Segment Start: Extracted information
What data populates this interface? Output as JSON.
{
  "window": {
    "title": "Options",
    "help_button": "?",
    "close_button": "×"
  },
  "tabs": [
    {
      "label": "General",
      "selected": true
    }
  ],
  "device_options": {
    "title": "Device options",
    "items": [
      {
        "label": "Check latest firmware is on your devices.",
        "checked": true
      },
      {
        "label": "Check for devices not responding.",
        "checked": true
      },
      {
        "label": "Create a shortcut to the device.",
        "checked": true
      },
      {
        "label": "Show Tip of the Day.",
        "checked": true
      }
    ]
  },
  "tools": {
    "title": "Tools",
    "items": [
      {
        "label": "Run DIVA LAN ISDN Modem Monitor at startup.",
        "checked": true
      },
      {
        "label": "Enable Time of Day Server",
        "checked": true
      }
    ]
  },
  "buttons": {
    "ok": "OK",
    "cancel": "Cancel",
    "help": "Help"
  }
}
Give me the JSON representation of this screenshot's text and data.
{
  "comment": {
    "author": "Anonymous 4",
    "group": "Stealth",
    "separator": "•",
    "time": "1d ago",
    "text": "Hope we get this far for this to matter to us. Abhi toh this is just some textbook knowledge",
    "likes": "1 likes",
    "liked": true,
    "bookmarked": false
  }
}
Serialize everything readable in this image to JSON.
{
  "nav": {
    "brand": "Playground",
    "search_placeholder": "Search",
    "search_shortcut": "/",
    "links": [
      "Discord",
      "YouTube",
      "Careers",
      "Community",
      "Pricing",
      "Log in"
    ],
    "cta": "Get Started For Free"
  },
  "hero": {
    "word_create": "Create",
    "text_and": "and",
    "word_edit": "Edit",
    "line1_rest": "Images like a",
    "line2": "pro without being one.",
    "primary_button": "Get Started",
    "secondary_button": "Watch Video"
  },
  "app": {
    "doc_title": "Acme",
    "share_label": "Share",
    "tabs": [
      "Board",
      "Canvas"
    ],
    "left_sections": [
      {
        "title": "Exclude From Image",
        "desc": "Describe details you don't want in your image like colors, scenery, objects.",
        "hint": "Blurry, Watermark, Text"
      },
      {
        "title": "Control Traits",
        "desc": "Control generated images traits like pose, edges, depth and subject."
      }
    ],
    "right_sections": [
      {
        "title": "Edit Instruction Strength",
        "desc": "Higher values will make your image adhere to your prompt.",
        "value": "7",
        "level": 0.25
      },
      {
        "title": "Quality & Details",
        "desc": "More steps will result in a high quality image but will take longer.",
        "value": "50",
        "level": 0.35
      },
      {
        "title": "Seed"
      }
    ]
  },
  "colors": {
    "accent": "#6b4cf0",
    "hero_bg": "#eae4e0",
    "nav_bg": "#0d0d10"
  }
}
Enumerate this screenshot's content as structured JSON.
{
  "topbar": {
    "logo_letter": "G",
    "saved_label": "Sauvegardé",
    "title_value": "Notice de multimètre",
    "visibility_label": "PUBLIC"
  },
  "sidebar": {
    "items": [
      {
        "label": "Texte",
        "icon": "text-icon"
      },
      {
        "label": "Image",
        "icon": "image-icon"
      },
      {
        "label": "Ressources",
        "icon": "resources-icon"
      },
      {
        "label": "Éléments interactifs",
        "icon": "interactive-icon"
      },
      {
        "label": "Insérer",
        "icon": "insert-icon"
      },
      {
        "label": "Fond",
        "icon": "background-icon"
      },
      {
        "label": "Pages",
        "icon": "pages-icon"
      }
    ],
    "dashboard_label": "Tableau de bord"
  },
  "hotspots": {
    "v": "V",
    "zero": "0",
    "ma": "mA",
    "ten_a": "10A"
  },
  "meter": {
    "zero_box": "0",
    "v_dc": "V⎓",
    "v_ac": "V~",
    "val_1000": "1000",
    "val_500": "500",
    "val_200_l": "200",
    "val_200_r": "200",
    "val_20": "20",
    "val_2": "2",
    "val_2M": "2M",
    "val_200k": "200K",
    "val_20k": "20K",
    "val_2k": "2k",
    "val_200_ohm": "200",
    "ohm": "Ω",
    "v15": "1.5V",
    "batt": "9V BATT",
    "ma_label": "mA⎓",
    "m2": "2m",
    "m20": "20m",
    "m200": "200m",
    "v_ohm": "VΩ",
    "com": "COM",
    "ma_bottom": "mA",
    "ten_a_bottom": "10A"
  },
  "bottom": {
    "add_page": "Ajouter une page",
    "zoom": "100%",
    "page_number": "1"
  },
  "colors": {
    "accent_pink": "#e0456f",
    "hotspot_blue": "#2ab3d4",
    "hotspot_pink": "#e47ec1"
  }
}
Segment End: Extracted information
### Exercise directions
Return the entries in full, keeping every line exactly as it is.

### Exercise solution
What data populates this interface? Output as JSON.
{
  "window": {
    "title": "Options",
    "help_button": "?",
    "close_button": "×"
  },
  "tabs": [
    {
      "label": "General",
      "selected": true
    }
  ],
  "device_options": {
    "title": "Device options",
    "items": [
      {
        "label": "Check latest firmware is on your devices.",
        "checked": true
      },
      {
        "label": "Check for devices not responding.",
        "checked": true
      },
      {
        "label": "Create a shortcut to the device.",
        "checked": true
      },
      {
        "label": "Show Tip of the Day.",
        "checked": true
      }
    ]
  },
  "tools": {
    "title": "Tools",
    "items": [
      {
        "label": "Run DIVA LAN ISDN Modem Monitor at startup.",
        "checked": true
      },
      {
        "label": "Enable Time of Day Server",
        "checked": true
      }
    ]
  },
  "buttons": {
    "ok": "OK",
    "cancel": "Cancel",
    "help": "Help"
  }
}
Give me the JSON representation of this screenshot's text and data.
{
  "comment": {
    "author": "Anonymous 4",
    "group": "Stealth",
    "separator": "•",
    "time": "1d ago",
    "text": "Hope we get this far for this to matter to us. Abhi toh this is just some textbook knowledge",
    "likes": "1 likes",
    "liked": true,
    "bookmarked": false
  }
}
Serialize everything readable in this image to JSON.
{
  "nav": {
    "brand": "Playground",
    "search_placeholder": "Search",
    "search_shortcut": "/",
    "links": [
      "Discord",
      "YouTube",
      "Careers",
      "Community",
      "Pricing",
      "Log in"
    ],
    "cta": "Get Started For Free"
  },
  "hero": {
    "word_create": "Create",
    "text_and": "and",
    "word_edit": "Edit",
    "line1_rest": "Images like a",
    "line2": "pro without being one.",
    "primary_button": "Get Started",
    "secondary_button": "Watch Video"
  },
  "app": {
    "doc_title": "Acme",
    "share_label": "Share",
    "tabs": [
      "Board",
      "Canvas"
    ],
    "left_sections": [
      {
        "title": "Exclude From Image",
        "desc": "Describe details you don't want in your image like colors, scenery, objects.",
        "hint": "Blurry, Watermark, Text"
      },
      {
        "title": "Control Traits",
        "desc": "Control generated images traits like pose, edges, depth and subject."
      }
    ],
    "right_sections": [
      {
        "title": "Edit Instruction Strength",
        "desc": "Higher values will make your image adhere to your prompt.",
        "value": "7",
        "level": 0.25
      },
      {
        "title": "Quality & Details",
        "desc": "More steps will result in a high quality image but will take longer.",
        "value": "50",
        "level": 0.35
      },
      {
        "title": "Seed"
      }
    ]
  },
  "colors": {
    "accent": "#6b4cf0",
    "hero_bg": "#eae4e0",
    "nav_bg": "#0d0d10"
  }
}
Enumerate this screenshot's content as structured JSON.
{
  "topbar": {
    "logo_letter": "G",
    "saved_label": "Sauvegardé",
    "title_value": "Notice de multimètre",
    "visibility_label": "PUBLIC"
  },
  "sidebar": {
    "items": [
      {
        "label": "Texte",
        "icon": "text-icon"
      },
      {
        "label": "Image",
        "icon": "image-icon"
      },
      {
        "label": "Ressources",
        "icon": "resources-icon"
      },
      {
        "label": "Éléments interactifs",
        "icon": "interactive-icon"
      },
      {
        "label": "Insérer",
        "icon": "insert-icon"
      },
      {
        "label": "Fond",
        "icon": "background-icon"
      },
      {
        "label": "Pages",
        "icon": "pages-icon"
      }
    ],
    "dashboard_label": "Tableau de bord"
  },
  "hotspots": {
    "v": "V",
    "zero": "0",
    "ma": "mA",
    "ten_a": "10A"
  },
  "meter": {
    "zero_box": "0",
    "v_dc": "V⎓",
    "v_ac": "V~",
    "val_1000": "1000",
    "val_500": "500",
    "val_200_l": "200",
    "val_200_r": "200",
    "val_20": "20",
    "val_2": "2",
    "val_2M": "2M",
    "val_200k": "200K",
    "val_20k": "20K",
    "val_2k": "2k",
    "val_200_ohm": "200",
    "ohm": "Ω",
    "v15": "1.5V",
    "batt": "9V BATT",
    "ma_label": "mA⎓",
    "m2": "2m",
    "m20": "20m",
    "m200": "200m",
    "v_ohm": "VΩ",
    "com": "COM",
    "ma_bottom": "mA",
    "ten_a_bottom": "10A"
  },
  "bottom": {
    "add_page": "Ajouter une page",
    "zoom": "100%",
    "page_number": "1"
  },
  "colors": {
    "accent_pink": "#e0456f",
    "hotspot_blue": "#2ab3d4",
    "hotspot_pink": "#e47ec1"
  }
}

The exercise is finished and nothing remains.